Your assignment ▸ Scan the entries and copy each line where the word "icons" is present.

Element data from apps and pages ▸
========================================================================

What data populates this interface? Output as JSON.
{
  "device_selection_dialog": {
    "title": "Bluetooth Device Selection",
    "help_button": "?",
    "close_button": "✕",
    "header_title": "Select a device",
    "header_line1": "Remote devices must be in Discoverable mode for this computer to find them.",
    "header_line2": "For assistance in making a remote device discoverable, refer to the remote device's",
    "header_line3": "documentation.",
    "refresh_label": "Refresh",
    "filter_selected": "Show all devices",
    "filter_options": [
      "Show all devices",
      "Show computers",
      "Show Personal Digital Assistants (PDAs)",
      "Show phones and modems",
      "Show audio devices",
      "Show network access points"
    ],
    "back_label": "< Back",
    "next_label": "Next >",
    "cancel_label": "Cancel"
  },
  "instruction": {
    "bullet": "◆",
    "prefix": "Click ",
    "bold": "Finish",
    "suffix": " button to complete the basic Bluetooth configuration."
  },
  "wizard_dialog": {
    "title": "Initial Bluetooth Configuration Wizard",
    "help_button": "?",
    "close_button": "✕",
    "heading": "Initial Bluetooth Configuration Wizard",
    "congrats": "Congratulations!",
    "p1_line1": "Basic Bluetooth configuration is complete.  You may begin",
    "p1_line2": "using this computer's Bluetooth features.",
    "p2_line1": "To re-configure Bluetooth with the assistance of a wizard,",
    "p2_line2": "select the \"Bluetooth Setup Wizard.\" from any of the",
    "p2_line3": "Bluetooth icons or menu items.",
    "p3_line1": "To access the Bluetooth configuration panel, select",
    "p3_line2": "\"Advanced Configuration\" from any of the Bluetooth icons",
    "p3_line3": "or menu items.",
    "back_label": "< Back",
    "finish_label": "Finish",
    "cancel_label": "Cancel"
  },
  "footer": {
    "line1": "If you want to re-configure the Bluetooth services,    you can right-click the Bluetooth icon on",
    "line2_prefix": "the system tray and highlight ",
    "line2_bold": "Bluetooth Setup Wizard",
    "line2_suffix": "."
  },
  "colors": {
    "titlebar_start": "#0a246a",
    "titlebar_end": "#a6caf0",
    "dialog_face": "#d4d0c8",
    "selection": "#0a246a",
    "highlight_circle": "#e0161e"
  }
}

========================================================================

Result of the task ▸
    "p2_line3": "Bluetooth icons or menu items.",
    "p3_line2": "\"Advanced Configuration\" from any of the Bluetooth icons",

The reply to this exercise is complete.